By Linda Marsa, CaliforniaHealthline, January 28 2022 (Getty Images) Dina Halperin had been cooped up alone for three weeks in her nursing home room after her two unvaccinated roommates were moved out at the onset of the omicron surge. “I’m frustrated,” she said, “and so many of the nursing staff are burned out or just plain tired.” The situation wasn’t terrifying, as it was in September 2020, when disease swept through the Victorian Post Acute facility in San Francisco and Halperin, a 63-year-old former English as a Second Language teacher, became severely ill with covid.
By Kristen Hwang, CalMatters, January 24 2022 A sign at The Pines at Placerville Healthcare Center honors its workers. Photo by Miguel Gutierrez Jr., CalMatters About 11,500 long-term care center workers are now sick with COVID. “It’s been like one coworker after another, after another, everyone getting sick,” one nursing assistant said. Four days after Celine started working as a nursing assistant in the COVID-19 unit at a Placerville nursing home, she tested positive for the virus.
By Judith Graham, Kaiser Health News, January 19 2022 A nursing home resident waits for a visitor. (E+ / Getty Images) As covid-19 cases rise again in nursing homes, a few states have begun requiring visitors to present proof that they’re not infected before entering facilities, stoking frustration and dismay among family members. Officials in California, New York, and Rhode Island say new covid testing requirements are necessary to protect residents — an enormously vulnerable population — from exposure to the highly contagious omicron variant.
By Emily DeRuy, Bay Area News Group, January 7 2022 ATHERTON, CALIFORNIA – JANUARY 6: Erika Shimahara, of Atherton, Calif., holds a picture of her mother who lives in a Redwood City assisted living facility, Thursday, Jan. 6, 2022. With the state about to tighten visitor restrictions due to the spread the omicron variant, some families are worried about losing access to their loved ones.
By Samantha Young, CaliforniaHealthline, December 15 2021 Ambulances line up as patients who tested positive for covid-19 leave Magnolia Rehabilitation and Nursing Center in Riverside, California, on April 8, 2020. (Gina Ferazzi / Los Angeles Times via Getty Images) SACRAMENTO, Calif. — About 1 in 8 Californians who have died of covid lived in a nursing home.

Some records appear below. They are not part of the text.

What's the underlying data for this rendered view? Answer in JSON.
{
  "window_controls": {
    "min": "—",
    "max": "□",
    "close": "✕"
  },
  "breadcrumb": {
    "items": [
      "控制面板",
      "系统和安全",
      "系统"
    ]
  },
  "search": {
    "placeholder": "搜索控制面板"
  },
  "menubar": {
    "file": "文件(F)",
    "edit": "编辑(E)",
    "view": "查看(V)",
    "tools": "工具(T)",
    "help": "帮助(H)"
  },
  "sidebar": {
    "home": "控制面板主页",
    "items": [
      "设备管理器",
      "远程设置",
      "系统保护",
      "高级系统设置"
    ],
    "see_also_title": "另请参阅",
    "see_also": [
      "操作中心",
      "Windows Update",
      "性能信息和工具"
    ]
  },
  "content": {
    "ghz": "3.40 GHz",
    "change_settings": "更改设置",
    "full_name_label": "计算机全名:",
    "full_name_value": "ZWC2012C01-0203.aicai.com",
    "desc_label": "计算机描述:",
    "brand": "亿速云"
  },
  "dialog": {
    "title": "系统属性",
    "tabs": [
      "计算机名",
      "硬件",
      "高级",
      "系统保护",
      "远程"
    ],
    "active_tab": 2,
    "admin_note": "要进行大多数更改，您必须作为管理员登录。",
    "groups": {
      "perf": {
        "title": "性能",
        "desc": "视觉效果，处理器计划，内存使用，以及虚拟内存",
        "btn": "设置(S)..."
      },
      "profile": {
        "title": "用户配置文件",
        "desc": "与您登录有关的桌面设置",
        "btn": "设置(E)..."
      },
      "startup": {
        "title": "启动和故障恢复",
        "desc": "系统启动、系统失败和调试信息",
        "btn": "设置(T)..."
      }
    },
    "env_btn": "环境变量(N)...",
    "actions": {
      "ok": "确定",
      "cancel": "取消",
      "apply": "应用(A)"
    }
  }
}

By Barbara Feder Ostrov, CalMatters, December 6 2021 IN SUMMARY California nursing homes have filed more than 400 lawsuits since 2016 to appeal state citations and fines alleging poor patient care. Regulators downgraded nearly a third of sanctions involving a death. Advocates say the appeals system favors nursing homes. Lea este artículo en español. At a nursing home in Los Angeles last year, a nurse’s aide was giving a resident a bed bath when she noticed something moving around his feeding tube.
By Emily Alpert Reyes, Los Angeles Times, November 5 2021 Helena Apothaker holds a photograph of her and her mother, Catherine, in West Hollywood. Apothaker is suing Silverado Senior Living after her Catherine died of COVID-19 at a care facility near the Fairfax District. (Francine Orr / Los Angeles Times) Helena Apothaker was raw with grief for her mother, who had died of COVID-19 as the virus swept through a care facility in Beverly Grove, when she heard the news that infuriated her: The facility had admitted a new resident amid the pandemic.
Opinion by Jay Caspian Kang, New York Times, November 4 2021 For many of the most vulnerable people in our society, the pandemic has not let up. More than 186,000 residents and staff members of nursing homes and long-term-care facilities have already died of Covid-19. In March, the Covid Tracking Project estimated that nearly 1 in 10 people who lived in nursing homes in the United States had died of the virus.
By Matt Sedensky, AP News, October 7, 2021 Natalie Walters, 53, holds a photo of her parents, Jack and Joey Walters, near her home in Syracuse, N.Y., Tuesday, Sept. 21, 2021. Walters’ father, who was staying at the Loretto Health and Rehabilitation nursing home in Syracuse, died of COVID-19 in December 2020. The facility’s staffing has declined during the pandemic and Walters wonders if poor staffing played a role in her father’s infection or death.
By Jocelyn Wiener, CalMatters, October 6 2021 At an emotional legislative hearing Tuesday, lawmakers and critics subjected the Newsom administration to blistering questions about the state’s oversight of nursing homes. Assemblymember Jim Wood, a Santa Rosa Democrat who chairs the Assembly Health Committee, questioned the state’s lack of urgency in addressing licensing concerns. “Where is the proactive, patient centered, public safety approach here?” he asked Cassie Dunham, an acting deputy director of the California Department of Public Health.